Odor Control 

Odors emitted by sewage treatment are typically a sign of an anaerobic or "septic" condition. Early stages of processing will tend to supply foul-smelling gases, with sulfide being commonest in generating complaints. Carbon reactors, a contact media with bio-slimes, less doses of chlorine, or circulating fluids to biologically capture and metabolize the noxious gases at plants with large processes in urban areas are the processes that are used to fade away the foul odor. Other methods of odor control exist, including addition of iron salts, peroxide , nitrate, etc. to manage hydrogen sulfide levels. High-density solids pumps are used for minimizing the odor by conveying sludge through hermetic closed pipework.


Environmental Aspects

There are many processes that are used in the wastewater treatment plant that are designed to copy the natural treatment processes that occur within the environment, whether that environment may be a natural water body or not.
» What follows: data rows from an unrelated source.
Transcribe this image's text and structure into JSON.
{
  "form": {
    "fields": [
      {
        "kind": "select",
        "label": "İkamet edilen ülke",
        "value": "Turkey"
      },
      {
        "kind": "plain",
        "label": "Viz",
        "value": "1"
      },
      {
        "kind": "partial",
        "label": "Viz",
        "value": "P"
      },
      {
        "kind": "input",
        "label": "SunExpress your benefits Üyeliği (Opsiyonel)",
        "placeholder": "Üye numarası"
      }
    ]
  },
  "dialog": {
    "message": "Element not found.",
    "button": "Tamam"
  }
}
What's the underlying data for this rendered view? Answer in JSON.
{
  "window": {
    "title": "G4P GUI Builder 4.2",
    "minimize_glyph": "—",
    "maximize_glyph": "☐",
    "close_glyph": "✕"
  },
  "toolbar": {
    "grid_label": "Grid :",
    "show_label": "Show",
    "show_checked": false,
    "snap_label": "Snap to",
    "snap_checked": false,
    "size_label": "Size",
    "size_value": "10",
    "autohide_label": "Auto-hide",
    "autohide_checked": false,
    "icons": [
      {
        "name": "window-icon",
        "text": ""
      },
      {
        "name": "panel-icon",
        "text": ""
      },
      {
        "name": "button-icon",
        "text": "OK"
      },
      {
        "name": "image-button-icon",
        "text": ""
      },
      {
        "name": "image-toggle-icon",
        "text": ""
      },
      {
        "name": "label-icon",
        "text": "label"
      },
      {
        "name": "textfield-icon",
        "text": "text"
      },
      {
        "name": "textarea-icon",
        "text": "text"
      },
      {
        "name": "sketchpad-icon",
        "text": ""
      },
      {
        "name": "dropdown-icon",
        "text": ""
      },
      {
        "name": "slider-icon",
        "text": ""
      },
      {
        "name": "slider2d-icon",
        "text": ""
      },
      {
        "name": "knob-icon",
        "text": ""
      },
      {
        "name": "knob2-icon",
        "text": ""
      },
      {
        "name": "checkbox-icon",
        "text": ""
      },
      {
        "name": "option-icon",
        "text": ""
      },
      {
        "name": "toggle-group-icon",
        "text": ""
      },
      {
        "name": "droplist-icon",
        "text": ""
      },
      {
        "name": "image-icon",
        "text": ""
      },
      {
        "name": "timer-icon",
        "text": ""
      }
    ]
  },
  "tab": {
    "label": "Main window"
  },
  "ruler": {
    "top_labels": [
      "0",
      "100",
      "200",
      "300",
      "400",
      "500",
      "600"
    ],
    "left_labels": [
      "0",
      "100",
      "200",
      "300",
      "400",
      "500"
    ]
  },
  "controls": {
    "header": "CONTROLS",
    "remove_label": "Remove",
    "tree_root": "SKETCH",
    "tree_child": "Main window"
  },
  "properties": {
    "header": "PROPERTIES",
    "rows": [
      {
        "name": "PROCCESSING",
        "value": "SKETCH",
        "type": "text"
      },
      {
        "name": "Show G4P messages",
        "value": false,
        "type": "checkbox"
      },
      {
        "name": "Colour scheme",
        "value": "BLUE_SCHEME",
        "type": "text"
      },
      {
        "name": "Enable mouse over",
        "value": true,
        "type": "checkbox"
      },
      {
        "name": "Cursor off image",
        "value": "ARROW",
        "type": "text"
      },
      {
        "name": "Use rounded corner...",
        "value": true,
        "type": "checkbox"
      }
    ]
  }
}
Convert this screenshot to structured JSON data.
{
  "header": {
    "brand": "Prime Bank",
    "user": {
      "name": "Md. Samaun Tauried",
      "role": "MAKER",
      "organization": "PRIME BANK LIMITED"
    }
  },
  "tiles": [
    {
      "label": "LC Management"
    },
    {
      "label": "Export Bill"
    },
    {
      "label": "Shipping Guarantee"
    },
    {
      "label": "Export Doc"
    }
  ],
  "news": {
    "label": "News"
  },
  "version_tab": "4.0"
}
Bacteria within the environment will consume organic contaminants if not overloaded,although this may lead to the reduction of the amount of oxygen within the water and should significantly change the general ecology of the receiving water. Organic contaminants work as a food for the neighbouring bacterial populations and therefore the numbers of disease-causing microorganisms are reduced by natural environmental conditions like predation or exposure to ultraviolet . 

Consequently, in cases where the receiving environment provides a high level of dilution, a high degree of wastewater treatment might not be required. However, recent evidence has demonstrated that very low levels of specific contaminants in wastewater, including hormones (from farming and residue from human hormonal contraception methods) and artificial materials such as phthalates that mimic hormones in their action, can have hit or miss adverse impact on the natural biota and potentially on humans if the water is reused for drinking water. As per the law in the US and EU, uncontrolled discharges of wastewater to the environment aren't permitted under law, and strict water quality requirements are to be met, as clean water is essential. A significant threat within the coming decades are going to be the increasing uncontrolled discharges of wastewater within rapidly developing countries.

FAQ (Frequently Asked Questions)

Q1. What are the Sewage Treatment Processes?

Ans. Sewage contains an enormous amount of organic matters which are toxic. Microorganisms are widely utilized in the sewage treatment plant for removing this toxic organic matter. Sewage or wastewater treatment plant consists of two stages:

  • Primary Treatment

It involves the removal of huge or small sized components within the wastewater through physical processes.

  • Biological Treatment

The sewage treatment plants are inoculated into Aerobic microorganisms. These  organic components of these microbes utilize the sewage and reduce the toxicity which can be measured by BOD (Biological oxygen demand).

Q2. What is Odor Control?

Ans - Odors emitted by sewage treatment are typically a sign of an anaerobic or "septic" condition. Early stages of processing will tend to supply foul-smelling gases, with sulfide being commonest in generating complaints. Carbon reactors, a contact media with bio-slimes, less doses of chlorine, or circulating fluids to biologically capture and metabolize the noxious gases at plants with large processes in urban areas are the processes that are used to fade away the foul odor. Other methods of odor control exist, including addition of iron salts, peroxide, nitrate, etc. to manage hydrogen sulfide levels. High-density solids pumps are used for minimizing the odor by conveying sludge through hermetic closed pipework.